Evensong at Bath Abbey

Bath Abbey

Our second day in Bath, a Sunday, we visited the Bath Abbey for an Evensong presentation. If the backdrop of Bath wasn’t enough, now I had a soundtrack. Being musically trained myself, I was swept up by the acoustics of the building and prayed to God that this whole thing wouldn’t slip through my fingers.

Jane Austen, of course

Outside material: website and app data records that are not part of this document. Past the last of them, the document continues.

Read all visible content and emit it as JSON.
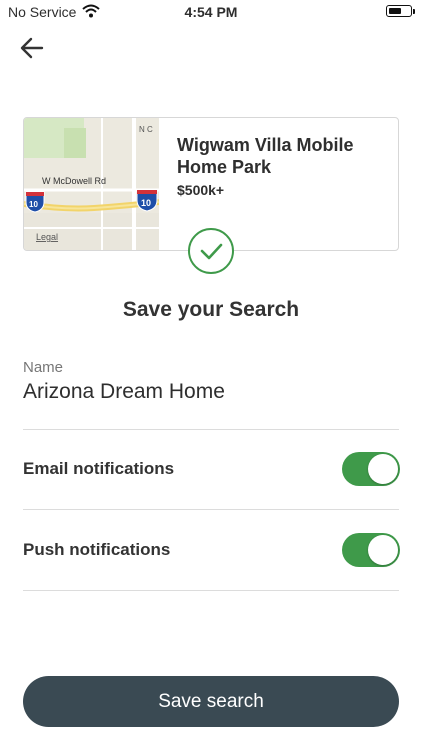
{
  "status_bar": {
    "carrier": "No Service",
    "time": "4:54 PM"
  },
  "header": {
    "back_icon": "arrow-left-icon"
  },
  "listing_card": {
    "title": "Wigwam Villa Mobile Home Park",
    "price": "$500k+",
    "map": {
      "road_label": "W McDowell Rd",
      "shield_label": "10",
      "street_letters": "N C",
      "legal_label": "Legal"
    }
  },
  "confirmation_icon": "check-circle-icon",
  "page_title": "Save your Search",
  "form": {
    "name_label": "Name",
    "name_value": "Arizona Dream Home",
    "email_notifications_label": "Email notifications",
    "email_notifications_on": true,
    "push_notifications_label": "Push notifications",
    "push_notifications_on": true
  },
  "save_button_label": "Save search",
  "colors": {
    "accent_green": "#3f9a4a",
    "button_dark": "#3a4a53"
  }
}
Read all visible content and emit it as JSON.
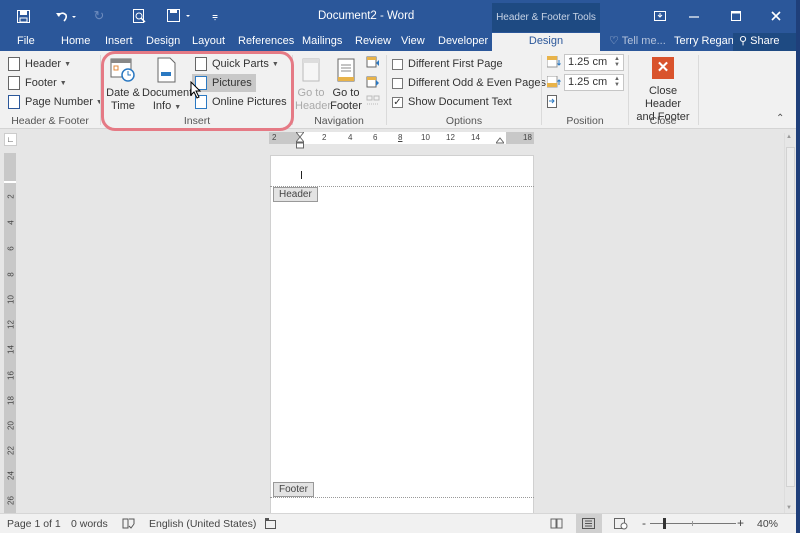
{
  "titlebar": {
    "title": "Document2 - Word",
    "contextual_tab_group": "Header & Footer Tools",
    "quick_access": [
      "save-icon",
      "undo-icon",
      "redo-icon",
      "print-preview-icon",
      "save-as-icon",
      "customize-qat-icon"
    ],
    "window_controls": [
      "ribbon-display-options-icon",
      "minimize-icon",
      "maximize-icon",
      "close-icon"
    ]
  },
  "tabs": {
    "file": "File",
    "home": "Home",
    "insert": "Insert",
    "design": "Design",
    "layout": "Layout",
    "references": "References",
    "mailings": "Mailings",
    "review": "Review",
    "view": "View",
    "developer": "Developer",
    "hf_design": "Design",
    "tell_me": "Tell me...",
    "user": "Terry Regan",
    "share": "Share"
  },
  "ribbon": {
    "header_footer": {
      "label": "Header & Footer",
      "header": "Header",
      "footer": "Footer",
      "page_number": "Page Number"
    },
    "insert": {
      "label": "Insert",
      "date_time_1": "Date &",
      "date_time_2": "Time",
      "doc_info_1": "Document",
      "doc_info_2": "Info",
      "quick_parts": "Quick Parts",
      "pictures": "Pictures",
      "online_pictures": "Online Pictures"
    },
    "navigation": {
      "label": "Navigation",
      "go_header_1": "Go to",
      "go_header_2": "Header",
      "go_footer_1": "Go to",
      "go_footer_2": "Footer"
    },
    "options": {
      "label": "Options",
      "different_first": "Different First Page",
      "different_first_checked": false,
      "different_odd_even": "Different Odd & Even Pages",
      "different_odd_even_checked": false,
      "show_doc_text": "Show Document Text",
      "show_doc_text_checked": true,
      "check_mark": "✓"
    },
    "position": {
      "label": "Position",
      "header_from_top": "1.25 cm",
      "footer_from_bottom": "1.25 cm"
    },
    "close": {
      "label": "Close",
      "close_1": "Close Header",
      "close_2": "and Footer",
      "close_glyph": "✕"
    },
    "collapse_glyph": "⌃"
  },
  "ruler": {
    "horizontal": [
      "2",
      "2",
      "4",
      "6",
      "8",
      "10",
      "12",
      "14",
      "18"
    ],
    "vertical": [
      "2",
      "4",
      "6",
      "8",
      "10",
      "12",
      "14",
      "16",
      "18",
      "20",
      "22",
      "24",
      "26"
    ]
  },
  "document": {
    "header_tag": "Header",
    "footer_tag": "Footer"
  },
  "statusbar": {
    "page": "Page 1 of 1",
    "words": "0 words",
    "language": "English (United States)",
    "zoom": "40%",
    "zoom_minus": "-",
    "zoom_plus": "+",
    "zoom_level_percent": 40
  }
}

We visited the Jane Austen Centre where we moved from room to room to see how Jane Austen lived, learned more about her family, looked at some of the film costumes as well as various framed letters on the walls from celebrities (notably Emma Thompson, that goddess of wit who wrote the film adaptation of Sense and Sensibility). I was surprised as to how simple and quaint the Centre was, given the massive following of Jane Austen. I suppose that’s how she would have wanted it, as she really seemed a modest person. It was almost a little odd to be in the Jane Austen Centre where I was learning about this woman who wrote fiction that were turned into movies–all about being independent and falling in love with the right person at the right time. At the same time I was living this and thought, it doesn’t have to be fiction. It feels like fiction but it doesn’t have to be.

The healing waters of Bath

There’s a lot said about the healing waters of Bath.  Historically, many went to Bath to cure themselves of their ills. Perhaps something in Bath washed over me too as well as Steve.

That rendezvous that started in Scotland? It still was alive and well in Bath too. Little did I know, I was going to soon need the healing of Bath to soothe my soul more than I could imagine.

Continue to next chapter.

This slideshow requires JavaScript.